• _TASK PROMPT_: What you return should match the data word for word, minus the images.
☆ ☆ ☆ ☆
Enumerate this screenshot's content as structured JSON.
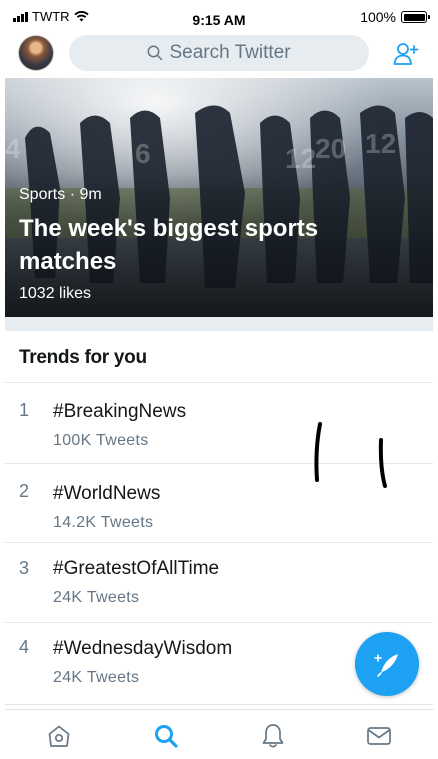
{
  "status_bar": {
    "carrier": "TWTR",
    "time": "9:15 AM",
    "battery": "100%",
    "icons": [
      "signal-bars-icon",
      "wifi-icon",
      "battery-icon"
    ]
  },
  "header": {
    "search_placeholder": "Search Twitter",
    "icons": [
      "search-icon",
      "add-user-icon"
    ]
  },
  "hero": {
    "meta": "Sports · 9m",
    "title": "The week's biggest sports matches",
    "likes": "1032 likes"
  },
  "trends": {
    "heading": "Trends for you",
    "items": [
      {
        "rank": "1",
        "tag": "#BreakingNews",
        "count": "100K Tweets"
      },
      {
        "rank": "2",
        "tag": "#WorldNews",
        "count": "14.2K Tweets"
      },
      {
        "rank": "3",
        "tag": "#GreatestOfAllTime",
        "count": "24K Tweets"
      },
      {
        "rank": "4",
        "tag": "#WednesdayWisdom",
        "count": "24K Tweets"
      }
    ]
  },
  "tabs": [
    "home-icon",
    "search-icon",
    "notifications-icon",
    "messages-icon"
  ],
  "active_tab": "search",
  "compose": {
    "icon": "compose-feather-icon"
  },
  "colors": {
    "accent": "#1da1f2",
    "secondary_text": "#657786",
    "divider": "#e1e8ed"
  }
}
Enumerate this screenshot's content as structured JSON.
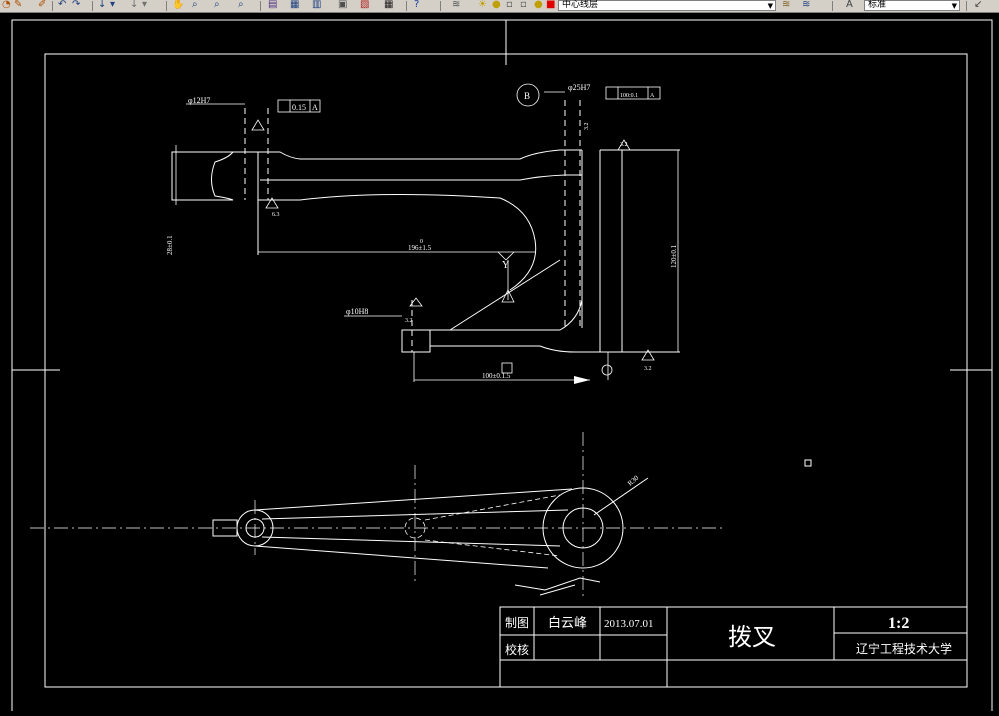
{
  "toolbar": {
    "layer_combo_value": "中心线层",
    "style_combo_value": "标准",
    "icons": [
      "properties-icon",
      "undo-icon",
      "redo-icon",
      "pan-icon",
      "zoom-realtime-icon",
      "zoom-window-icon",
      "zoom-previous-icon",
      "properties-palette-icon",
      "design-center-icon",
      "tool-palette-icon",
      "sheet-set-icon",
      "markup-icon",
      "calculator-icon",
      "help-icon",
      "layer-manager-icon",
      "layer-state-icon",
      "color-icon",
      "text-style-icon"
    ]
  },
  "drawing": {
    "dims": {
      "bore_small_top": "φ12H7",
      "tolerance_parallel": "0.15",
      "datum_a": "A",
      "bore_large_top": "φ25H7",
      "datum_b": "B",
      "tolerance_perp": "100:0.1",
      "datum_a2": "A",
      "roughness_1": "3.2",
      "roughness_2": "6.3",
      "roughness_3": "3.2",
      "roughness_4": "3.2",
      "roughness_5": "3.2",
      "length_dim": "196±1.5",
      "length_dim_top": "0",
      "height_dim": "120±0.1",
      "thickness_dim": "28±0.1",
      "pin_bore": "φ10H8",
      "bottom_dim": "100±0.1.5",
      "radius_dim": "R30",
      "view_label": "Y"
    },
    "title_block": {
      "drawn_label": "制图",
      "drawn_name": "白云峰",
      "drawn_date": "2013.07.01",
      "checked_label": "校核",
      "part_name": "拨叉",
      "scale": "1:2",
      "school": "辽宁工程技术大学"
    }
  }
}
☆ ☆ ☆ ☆
• _OUTPUT BELOW_:
Enumerate this screenshot's content as structured JSON.
{
  "status_bar": {
    "carrier": "TWTR",
    "time": "9:15 AM",
    "battery": "100%",
    "icons": [
      "signal-bars-icon",
      "wifi-icon",
      "battery-icon"
    ]
  },
  "header": {
    "search_placeholder": "Search Twitter",
    "icons": [
      "search-icon",
      "add-user-icon"
    ]
  },
  "hero": {
    "meta": "Sports · 9m",
    "title": "The week's biggest sports matches",
    "likes": "1032 likes"
  },
  "trends": {
    "heading": "Trends for you",
    "items": [
      {
        "rank": "1",
        "tag": "#BreakingNews",
        "count": "100K Tweets"
      },
      {
        "rank": "2",
        "tag": "#WorldNews",
        "count": "14.2K Tweets"
      },
      {
        "rank": "3",
        "tag": "#GreatestOfAllTime",
        "count": "24K Tweets"
      },
      {
        "rank": "4",
        "tag": "#WednesdayWisdom",
        "count": "24K Tweets"
      }
    ]
  },
  "tabs": [
    "home-icon",
    "search-icon",
    "notifications-icon",
    "messages-icon"
  ],
  "active_tab": "search",
  "compose": {
    "icon": "compose-feather-icon"
  },
  "colors": {
    "accent": "#1da1f2",
    "secondary_text": "#657786",
    "divider": "#e1e8ed"
  }
}
Enumerate this screenshot's content as structured JSON.
{
  "toolbar": {
    "layer_combo_value": "中心线层",
    "style_combo_value": "标准",
    "icons": [
      "properties-icon",
      "undo-icon",
      "redo-icon",
      "pan-icon",
      "zoom-realtime-icon",
      "zoom-window-icon",
      "zoom-previous-icon",
      "properties-palette-icon",
      "design-center-icon",
      "tool-palette-icon",
      "sheet-set-icon",
      "markup-icon",
      "calculator-icon",
      "help-icon",
      "layer-manager-icon",
      "layer-state-icon",
      "color-icon",
      "text-style-icon"
    ]
  },
  "drawing": {
    "dims": {
      "bore_small_top": "φ12H7",
      "tolerance_parallel": "0.15",
      "datum_a": "A",
      "bore_large_top": "φ25H7",
      "datum_b": "B",
      "tolerance_perp": "100:0.1",
      "datum_a2": "A",
      "roughness_1": "3.2",
      "roughness_2": "6.3",
      "roughness_3": "3.2",
      "roughness_4": "3.2",
      "roughness_5": "3.2",
      "length_dim": "196±1.5",
      "length_dim_top": "0",
      "height_dim": "120±0.1",
      "thickness_dim": "28±0.1",
      "pin_bore": "φ10H8",
      "bottom_dim": "100±0.1.5",
      "radius_dim": "R30",
      "view_label": "Y"
    },
    "title_block": {
      "drawn_label": "制图",
      "drawn_name": "白云峰",
      "drawn_date": "2013.07.01",
      "checked_label": "校核",
      "part_name": "拨叉",
      "scale": "1:2",
      "school": "辽宁工程技术大学"
    }
  }
}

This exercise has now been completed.